Status Report: A Technology Investigation Supporting Software Architecture and Analysis for Evolution

Agreement/Contract Number: F30602-97-2-0031

For the period: July 1997 through September 1997

Principal Investigators: David Garlan and Mary Shaw

Carnegie Mellon University

5000 Forbes Avenue

Pittsburgh, PA 15213-3891


WWW Homepage:

Voice: 412-268-5056 (Garlan); 412-268-2589 (Shaw)

FAX: 412-268-5576

1.0 Participants

Carnegie Mellon University

2.0 Ongoing Research & Development

The following are the on-going research and development activities for the Composable Software Systems group.

3.0 Notable Accomplishments & Technology Transition

The following represent the accomplishments and the technology transition activities accomplished by the Composable Software Systems group during the reporting period.

4.0 Progress on Inter/Intra Cluster Collaborations


Global Transportation Network

Lockheed-Martin incorporated and integrated the following CMU technology:

  • Aesop
  • ACME

into a technology demonstration for the July EDCS meeting.


Lockheed-Martin (Creps)

We provided our prototypes to Lockheed-Martin for integration, and worked with them to develop sample applications.

USC/ISI (Balzer)

Wang worked with Bob Balzer and Dave Wile at ISI to produce a software architecture debugging environment.

USC/ISI (Wile)

CMU extended our ADL tools (for Wright, UniCon, and Aesop) to read and write ACME specifications. This work leverages the ACME language definition, the ACMELib infrastructure, and some of the ACME-based tools.


University of Massachussets (Osterweil/Clarke)
CMU continued discussions with UMASS to understand how to combine the static checking capabilities of Wright with those of Flavors/INCA.

University of Washington (Notkin)

Garlan continued collaboration with Notkin to develop formal models for reasoning about Implicit Invocation Architectures.


CMU (Falhman)

CMU is continuing discussions with the Gwydion project on how to incorporate some form of architecture description view and/or formally derived/described properties of software systems into our hypercode system.

Recently, the Gwydion project gave the Composable Systems Group a demonstration of their current toolset capabilities.

5.0 Publications

The following are the papers that have been authored by the members of this contract during the reporting period. They have been organized into groups based on their status as submitted, accepted, or published. They represent transition of our research to the community at large.

6.0 Travel

The following are the talks, presentations, panels, lectures, workshops, and demonstrations given by the members of this contract during the reporting period. They represent transition of our research to the community at large.

7.0 Miscellaneous/Administrative/Problematic Issues

Professor Daniel Jackson has accepted a position at the Massachussetts Institute of Technology (MIT) and has left Carnegie Mellon University.
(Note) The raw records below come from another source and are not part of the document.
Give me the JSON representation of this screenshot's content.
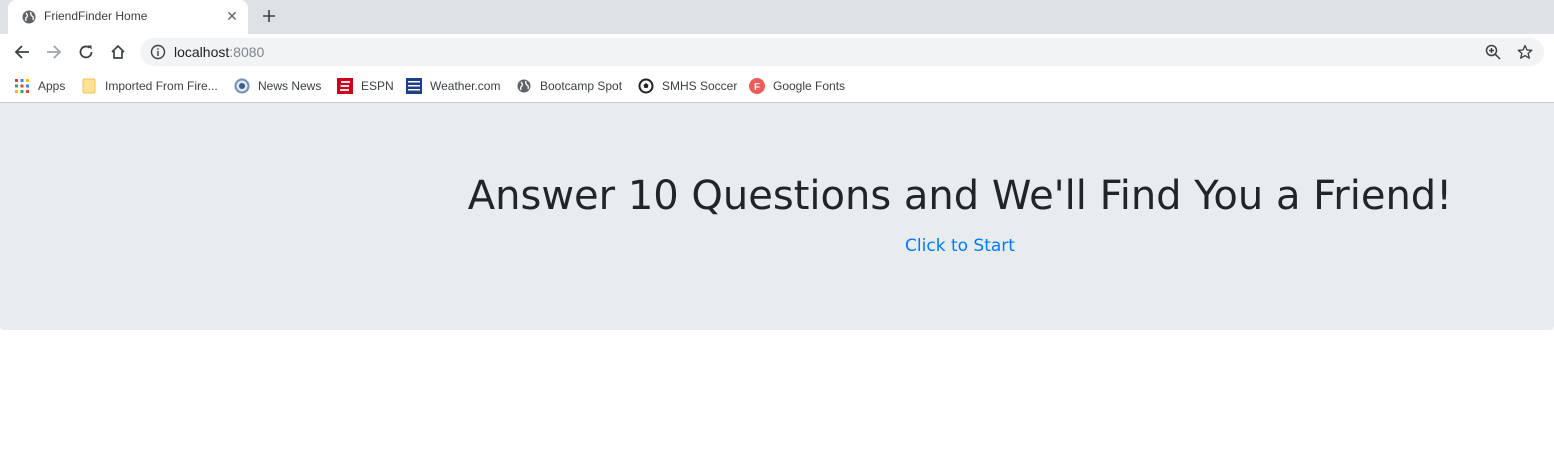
{
  "browser": {
    "tab": {
      "title": "FriendFinder Home",
      "favicon": "globe-icon",
      "close": "close-icon"
    },
    "new_tab": "plus-icon",
    "address": {
      "host": "localhost",
      "port": ":8080"
    },
    "bookmarks": [
      {
        "label": "Apps",
        "icon": "apps-grid-icon"
      },
      {
        "label": "Imported From Fire...",
        "icon": "folder-icon"
      },
      {
        "label": "News News",
        "icon": "news-icon"
      },
      {
        "label": "ESPN",
        "icon": "espn-icon"
      },
      {
        "label": "Weather.com",
        "icon": "weather-channel-icon"
      },
      {
        "label": "Bootcamp Spot",
        "icon": "globe-icon"
      },
      {
        "label": "SMHS Soccer",
        "icon": "soccer-ball-icon"
      },
      {
        "label": "Google Fonts",
        "icon": "google-fonts-icon"
      }
    ]
  },
  "page": {
    "headline": "Answer 10 Questions and We'll Find You a Friend!",
    "start_link": "Click to Start"
  },
  "colors": {
    "jumbotron_bg": "#e9ecef",
    "link": "#007bff",
    "heading": "#212529"
  }
}
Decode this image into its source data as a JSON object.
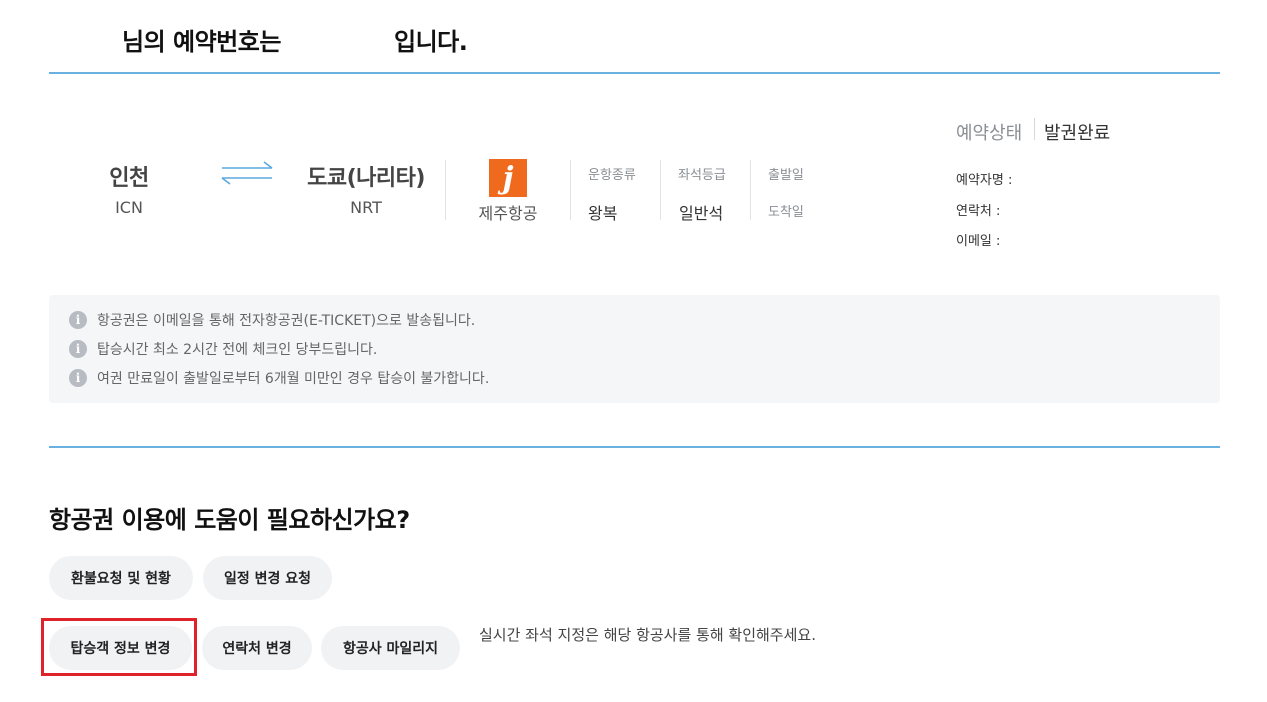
{
  "header": {
    "title_part1": "님의 예약번호는",
    "title_part2": "입니다."
  },
  "itinerary": {
    "origin_city": "인천",
    "origin_code": "ICN",
    "dest_city": "도쿄(나리타)",
    "dest_code": "NRT",
    "airline_logo_letter": "j",
    "airline_name": "제주항공",
    "trip_type_label": "운항종류",
    "trip_type_value": "왕복",
    "seat_class_label": "좌석등급",
    "seat_class_value": "일반석",
    "departure_label": "출발일",
    "arrival_label": "도착일"
  },
  "reservation": {
    "status_label": "예약상태",
    "status_value": "발권완료",
    "booker_label": "예약자명 :",
    "contact_label": "연락처 :",
    "email_label": "이메일 :"
  },
  "notices": [
    "항공권은 이메일을 통해 전자항공권(E-TICKET)으로 발송됩니다.",
    "탑승시간 최소 2시간 전에 체크인 당부드립니다.",
    "여권 만료일이 출발일로부터 6개월 미만인 경우 탑승이 불가합니다."
  ],
  "help": {
    "title": "항공권 이용에 도움이 필요하신가요?",
    "buttons": [
      "환불요청 및 현황",
      "일정 변경 요청",
      "탑승객 정보 변경",
      "연락처 변경",
      "항공사 마일리지"
    ],
    "seat_note": "실시간 좌석 지정은 해당 항공사를 통해 확인해주세요."
  },
  "colors": {
    "divider": "#6ab0e0",
    "airline_brand": "#f06a1d",
    "highlight": "#e0222b"
  },
  "icons": {
    "route": "double-arrow-icon",
    "notice": "info-icon"
  }
}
Jackson was the advisor to three students: Craig Damon, Robert O'Callahan, and Aaron Greenhouse in the CMU School of Computer Science. Professor Jeannette Wing has now become co-advisor for Craig Damon and Robert O'Callahan with Jackson, and Bill Scherlis has now become Aaron Greenhouse's new advisor.

8.0 Plans For The Next Reporting Period

We plan to continue our redesign of the UniCon 2 language and toolset. UniCon 2 improvements will include improved type checking, improved support for adding connector types, evolvable specifications, support for adding component types, and improvements in multi-level definition handling. We plan to re-target UniCon 2 to handle PCs, probably rehosting in the process.

We plan to help Lockheed-Martin identify technology to inporporate into the next demonstration for the EDCS "Demo Days" '98.

We plan to continue our work on applying Wright to HLA, working with DMSO to develop a better architectural standard.

We plan to write up our most recent results on dynamic-Wright, our peformance modelling tools, and our experience with integrating Aesop, UniCon, and ACME.

We plan to continue to develop the Armani constraint language, and investigate the incorporation of that language into a new extension of ACME.

We plan to write up our research in the area of honesty and responsibility checks for Revere.

Three thesis proposals are to be made this next quarter: one based on Craig Damon's Nitpick work, one based on Robert O'Callahan's Lackwit work, and one by Siddhartha Puri on the use of imperative modules for understanding software architectures.